YOUR ASSIGNMENT: Each line that includes "Food" must be copied from the records.

RECORDS PROVIDED:
──────────
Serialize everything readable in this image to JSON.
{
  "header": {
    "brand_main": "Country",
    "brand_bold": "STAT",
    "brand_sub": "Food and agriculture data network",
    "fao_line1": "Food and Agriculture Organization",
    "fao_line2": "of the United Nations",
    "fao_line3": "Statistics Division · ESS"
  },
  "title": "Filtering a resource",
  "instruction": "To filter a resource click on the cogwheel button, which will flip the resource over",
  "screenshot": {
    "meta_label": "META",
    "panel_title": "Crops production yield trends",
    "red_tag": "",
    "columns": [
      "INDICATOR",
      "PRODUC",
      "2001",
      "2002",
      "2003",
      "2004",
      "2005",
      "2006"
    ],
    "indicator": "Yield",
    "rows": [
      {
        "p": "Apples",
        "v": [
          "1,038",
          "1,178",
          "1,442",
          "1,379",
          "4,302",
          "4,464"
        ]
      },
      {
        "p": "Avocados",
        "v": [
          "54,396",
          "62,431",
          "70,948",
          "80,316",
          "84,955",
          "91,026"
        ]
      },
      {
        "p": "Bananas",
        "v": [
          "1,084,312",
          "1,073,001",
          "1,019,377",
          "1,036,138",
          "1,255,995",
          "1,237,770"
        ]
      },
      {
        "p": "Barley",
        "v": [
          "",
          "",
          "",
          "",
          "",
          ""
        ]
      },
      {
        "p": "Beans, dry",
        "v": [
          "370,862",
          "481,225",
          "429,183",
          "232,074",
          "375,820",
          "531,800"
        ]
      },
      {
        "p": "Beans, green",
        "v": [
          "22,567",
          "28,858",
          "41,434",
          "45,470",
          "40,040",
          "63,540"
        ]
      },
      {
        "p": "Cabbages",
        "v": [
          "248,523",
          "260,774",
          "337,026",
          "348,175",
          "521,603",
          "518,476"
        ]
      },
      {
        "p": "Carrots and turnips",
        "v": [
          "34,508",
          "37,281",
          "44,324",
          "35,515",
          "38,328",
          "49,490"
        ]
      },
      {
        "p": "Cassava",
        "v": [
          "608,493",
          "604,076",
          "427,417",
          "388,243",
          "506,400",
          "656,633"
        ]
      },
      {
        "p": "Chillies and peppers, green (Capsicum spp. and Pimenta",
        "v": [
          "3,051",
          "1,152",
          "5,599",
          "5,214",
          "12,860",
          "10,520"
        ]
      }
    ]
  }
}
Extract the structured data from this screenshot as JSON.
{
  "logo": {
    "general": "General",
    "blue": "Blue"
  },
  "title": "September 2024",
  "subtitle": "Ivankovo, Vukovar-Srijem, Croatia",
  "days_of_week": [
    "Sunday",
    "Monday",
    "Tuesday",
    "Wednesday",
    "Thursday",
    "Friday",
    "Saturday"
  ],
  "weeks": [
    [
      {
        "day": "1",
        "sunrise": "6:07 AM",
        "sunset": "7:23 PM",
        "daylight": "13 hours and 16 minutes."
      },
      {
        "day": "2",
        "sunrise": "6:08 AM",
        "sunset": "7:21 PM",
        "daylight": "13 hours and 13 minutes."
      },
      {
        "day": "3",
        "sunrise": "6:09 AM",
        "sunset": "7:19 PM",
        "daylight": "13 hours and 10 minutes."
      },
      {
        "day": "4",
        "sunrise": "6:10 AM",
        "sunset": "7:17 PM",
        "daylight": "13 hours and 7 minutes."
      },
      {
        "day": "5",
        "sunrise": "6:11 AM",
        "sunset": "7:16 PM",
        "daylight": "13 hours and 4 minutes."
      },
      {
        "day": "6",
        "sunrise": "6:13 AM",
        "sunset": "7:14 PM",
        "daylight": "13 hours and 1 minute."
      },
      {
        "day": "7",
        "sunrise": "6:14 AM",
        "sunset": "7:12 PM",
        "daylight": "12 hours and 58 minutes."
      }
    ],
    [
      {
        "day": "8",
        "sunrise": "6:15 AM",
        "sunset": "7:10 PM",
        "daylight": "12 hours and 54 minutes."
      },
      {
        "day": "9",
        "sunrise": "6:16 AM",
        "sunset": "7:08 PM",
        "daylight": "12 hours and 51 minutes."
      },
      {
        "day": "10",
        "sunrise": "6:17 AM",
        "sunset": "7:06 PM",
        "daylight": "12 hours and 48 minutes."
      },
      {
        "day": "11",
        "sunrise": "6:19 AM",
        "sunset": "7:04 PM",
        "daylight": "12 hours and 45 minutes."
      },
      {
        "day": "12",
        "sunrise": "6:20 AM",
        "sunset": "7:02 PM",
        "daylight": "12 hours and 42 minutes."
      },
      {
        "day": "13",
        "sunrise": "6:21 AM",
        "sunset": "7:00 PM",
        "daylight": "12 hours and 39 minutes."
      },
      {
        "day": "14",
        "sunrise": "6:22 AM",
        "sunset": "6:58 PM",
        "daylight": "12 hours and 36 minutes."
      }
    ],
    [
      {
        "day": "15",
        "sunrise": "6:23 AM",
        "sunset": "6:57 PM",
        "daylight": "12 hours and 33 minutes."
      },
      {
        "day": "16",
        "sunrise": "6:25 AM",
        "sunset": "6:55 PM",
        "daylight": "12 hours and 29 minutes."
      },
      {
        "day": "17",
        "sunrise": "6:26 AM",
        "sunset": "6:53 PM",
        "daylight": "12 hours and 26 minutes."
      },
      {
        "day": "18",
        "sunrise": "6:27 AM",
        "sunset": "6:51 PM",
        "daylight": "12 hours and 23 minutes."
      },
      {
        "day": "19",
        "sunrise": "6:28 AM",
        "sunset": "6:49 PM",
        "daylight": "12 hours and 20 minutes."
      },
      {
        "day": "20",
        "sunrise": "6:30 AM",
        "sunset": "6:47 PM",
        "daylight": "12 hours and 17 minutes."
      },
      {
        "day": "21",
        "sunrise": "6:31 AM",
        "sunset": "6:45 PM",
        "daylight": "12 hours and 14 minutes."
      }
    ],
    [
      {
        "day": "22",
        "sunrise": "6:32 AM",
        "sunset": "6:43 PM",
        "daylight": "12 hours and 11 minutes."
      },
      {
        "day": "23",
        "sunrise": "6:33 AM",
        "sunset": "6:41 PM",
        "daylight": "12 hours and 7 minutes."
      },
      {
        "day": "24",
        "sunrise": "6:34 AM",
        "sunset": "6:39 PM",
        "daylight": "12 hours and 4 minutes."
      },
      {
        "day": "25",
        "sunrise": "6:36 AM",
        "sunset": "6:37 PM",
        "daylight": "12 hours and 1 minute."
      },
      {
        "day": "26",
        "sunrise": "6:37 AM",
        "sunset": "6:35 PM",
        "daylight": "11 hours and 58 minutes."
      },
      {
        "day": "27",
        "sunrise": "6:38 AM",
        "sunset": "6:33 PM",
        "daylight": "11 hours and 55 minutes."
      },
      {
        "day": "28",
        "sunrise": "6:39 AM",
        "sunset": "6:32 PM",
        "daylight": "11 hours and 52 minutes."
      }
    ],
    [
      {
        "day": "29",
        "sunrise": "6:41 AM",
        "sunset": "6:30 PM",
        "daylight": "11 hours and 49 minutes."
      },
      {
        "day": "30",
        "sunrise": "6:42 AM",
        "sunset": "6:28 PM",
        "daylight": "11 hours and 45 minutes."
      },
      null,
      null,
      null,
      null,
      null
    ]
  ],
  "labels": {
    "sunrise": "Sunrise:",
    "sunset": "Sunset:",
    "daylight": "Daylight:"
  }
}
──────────
EXERCISE SOLUTION:
    "brand_sub": "Food and agriculture data network",
    "fao_line1": "Food and Agriculture Organization",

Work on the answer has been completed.